The problem:
Find the string "불러오기" in the data, then copy every line where it is found.

··· Input records ···

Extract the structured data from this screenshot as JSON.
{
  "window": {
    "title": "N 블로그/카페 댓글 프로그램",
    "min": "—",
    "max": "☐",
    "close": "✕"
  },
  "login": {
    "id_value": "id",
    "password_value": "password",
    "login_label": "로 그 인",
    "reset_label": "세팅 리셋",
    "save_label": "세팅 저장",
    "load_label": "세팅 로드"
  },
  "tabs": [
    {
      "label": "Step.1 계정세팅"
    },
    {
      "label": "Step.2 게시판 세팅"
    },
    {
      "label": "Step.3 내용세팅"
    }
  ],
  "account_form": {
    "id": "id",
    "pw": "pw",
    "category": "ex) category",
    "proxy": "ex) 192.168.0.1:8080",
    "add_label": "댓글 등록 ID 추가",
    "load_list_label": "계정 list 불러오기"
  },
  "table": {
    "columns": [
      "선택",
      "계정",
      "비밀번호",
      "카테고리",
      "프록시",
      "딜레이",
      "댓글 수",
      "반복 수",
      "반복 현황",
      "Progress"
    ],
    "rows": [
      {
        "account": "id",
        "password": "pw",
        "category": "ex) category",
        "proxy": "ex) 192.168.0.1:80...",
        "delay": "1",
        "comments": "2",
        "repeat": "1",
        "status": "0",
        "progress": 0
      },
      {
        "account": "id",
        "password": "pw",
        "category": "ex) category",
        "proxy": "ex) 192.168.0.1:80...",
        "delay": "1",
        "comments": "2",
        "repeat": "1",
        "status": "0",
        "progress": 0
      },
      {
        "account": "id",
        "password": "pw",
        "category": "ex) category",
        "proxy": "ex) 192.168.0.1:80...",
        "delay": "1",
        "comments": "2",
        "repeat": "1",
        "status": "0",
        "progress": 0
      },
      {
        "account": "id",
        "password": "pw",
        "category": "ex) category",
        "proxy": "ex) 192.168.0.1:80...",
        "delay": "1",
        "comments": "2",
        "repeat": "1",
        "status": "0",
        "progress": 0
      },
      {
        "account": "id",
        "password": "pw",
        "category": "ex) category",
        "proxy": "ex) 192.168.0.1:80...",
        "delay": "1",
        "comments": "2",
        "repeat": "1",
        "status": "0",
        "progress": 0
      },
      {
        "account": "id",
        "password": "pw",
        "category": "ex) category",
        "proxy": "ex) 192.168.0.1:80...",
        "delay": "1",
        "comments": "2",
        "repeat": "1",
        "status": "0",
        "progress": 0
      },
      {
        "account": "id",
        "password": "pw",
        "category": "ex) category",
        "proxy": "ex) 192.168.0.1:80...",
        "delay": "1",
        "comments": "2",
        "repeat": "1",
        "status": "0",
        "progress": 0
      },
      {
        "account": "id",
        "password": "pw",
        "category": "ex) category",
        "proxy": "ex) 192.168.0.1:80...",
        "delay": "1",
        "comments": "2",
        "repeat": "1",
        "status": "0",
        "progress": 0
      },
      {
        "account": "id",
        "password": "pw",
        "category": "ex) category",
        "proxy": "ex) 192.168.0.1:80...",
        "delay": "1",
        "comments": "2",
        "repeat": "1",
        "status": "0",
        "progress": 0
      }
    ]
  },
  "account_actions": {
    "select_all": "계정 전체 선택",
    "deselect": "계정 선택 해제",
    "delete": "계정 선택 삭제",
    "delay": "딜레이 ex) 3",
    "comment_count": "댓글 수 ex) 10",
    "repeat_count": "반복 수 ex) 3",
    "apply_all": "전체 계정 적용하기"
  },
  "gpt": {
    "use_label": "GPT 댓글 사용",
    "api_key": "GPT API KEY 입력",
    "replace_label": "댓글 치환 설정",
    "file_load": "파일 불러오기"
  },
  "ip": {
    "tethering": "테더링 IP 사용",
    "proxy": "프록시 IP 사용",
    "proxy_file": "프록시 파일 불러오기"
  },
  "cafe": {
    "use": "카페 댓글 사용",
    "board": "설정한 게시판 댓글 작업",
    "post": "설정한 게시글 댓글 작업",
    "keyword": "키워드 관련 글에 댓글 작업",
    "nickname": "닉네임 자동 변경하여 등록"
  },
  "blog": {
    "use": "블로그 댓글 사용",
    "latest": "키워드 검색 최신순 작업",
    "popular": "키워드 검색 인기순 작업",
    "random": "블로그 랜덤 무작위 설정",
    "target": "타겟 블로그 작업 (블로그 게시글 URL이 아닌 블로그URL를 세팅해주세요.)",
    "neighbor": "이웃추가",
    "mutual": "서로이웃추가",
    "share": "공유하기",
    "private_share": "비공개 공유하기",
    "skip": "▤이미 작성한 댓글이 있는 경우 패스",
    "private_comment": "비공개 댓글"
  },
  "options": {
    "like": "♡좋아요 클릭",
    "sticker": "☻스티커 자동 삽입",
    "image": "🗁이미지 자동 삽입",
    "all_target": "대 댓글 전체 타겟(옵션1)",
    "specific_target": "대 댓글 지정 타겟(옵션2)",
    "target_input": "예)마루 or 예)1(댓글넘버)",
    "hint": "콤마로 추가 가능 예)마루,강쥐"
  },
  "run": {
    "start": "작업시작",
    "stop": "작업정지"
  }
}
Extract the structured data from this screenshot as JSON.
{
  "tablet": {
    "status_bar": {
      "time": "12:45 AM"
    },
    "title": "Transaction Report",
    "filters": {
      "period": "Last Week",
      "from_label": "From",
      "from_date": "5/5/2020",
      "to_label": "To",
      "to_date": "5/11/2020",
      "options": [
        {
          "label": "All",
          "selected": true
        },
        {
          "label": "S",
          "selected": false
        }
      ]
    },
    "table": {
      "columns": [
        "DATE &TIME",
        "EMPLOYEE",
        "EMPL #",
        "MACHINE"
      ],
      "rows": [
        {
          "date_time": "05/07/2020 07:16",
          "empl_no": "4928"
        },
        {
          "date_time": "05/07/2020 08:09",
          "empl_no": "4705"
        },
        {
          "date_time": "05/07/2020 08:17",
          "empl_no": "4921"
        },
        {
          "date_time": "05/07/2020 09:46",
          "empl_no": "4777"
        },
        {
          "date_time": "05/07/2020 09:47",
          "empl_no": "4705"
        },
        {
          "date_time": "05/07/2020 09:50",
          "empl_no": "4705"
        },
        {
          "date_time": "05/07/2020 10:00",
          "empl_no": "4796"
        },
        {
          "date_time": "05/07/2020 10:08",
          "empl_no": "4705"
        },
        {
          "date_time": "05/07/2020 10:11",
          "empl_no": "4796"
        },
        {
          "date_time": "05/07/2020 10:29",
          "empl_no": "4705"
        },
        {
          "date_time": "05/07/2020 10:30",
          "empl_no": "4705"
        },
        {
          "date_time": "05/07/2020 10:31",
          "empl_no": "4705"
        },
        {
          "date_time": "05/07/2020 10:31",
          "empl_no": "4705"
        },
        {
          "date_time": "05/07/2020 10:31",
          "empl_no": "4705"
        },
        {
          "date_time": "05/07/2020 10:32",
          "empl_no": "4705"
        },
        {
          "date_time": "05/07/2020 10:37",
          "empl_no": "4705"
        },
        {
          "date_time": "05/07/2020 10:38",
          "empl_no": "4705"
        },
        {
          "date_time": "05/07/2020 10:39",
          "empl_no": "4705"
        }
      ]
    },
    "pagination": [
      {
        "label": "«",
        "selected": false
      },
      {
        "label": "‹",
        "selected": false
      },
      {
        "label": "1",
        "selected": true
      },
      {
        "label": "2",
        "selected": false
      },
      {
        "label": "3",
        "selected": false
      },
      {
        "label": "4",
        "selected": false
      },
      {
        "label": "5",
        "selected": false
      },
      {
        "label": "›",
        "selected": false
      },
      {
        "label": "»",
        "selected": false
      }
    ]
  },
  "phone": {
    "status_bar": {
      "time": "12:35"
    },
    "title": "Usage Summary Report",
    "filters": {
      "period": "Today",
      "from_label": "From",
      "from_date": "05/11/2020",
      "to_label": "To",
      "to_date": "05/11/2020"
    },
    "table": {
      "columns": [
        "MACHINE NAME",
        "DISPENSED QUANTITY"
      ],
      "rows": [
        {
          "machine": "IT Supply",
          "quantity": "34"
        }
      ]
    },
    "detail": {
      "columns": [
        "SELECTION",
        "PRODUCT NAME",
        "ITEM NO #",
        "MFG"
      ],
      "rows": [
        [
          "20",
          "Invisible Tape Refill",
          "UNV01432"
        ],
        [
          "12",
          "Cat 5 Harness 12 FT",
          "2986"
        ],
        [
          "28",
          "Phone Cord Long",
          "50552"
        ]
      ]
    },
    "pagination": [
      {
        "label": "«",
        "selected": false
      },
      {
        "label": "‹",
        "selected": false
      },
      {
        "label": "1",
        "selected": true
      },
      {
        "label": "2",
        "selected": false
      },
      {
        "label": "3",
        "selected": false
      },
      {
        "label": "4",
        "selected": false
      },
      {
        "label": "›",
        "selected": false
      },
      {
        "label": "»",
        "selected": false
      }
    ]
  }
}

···

Output of the exercise:
    "load_list_label": "계정 list 불러오기"
    "file_load": "파일 불러오기"
    "proxy_file": "프록시 파일 불러오기"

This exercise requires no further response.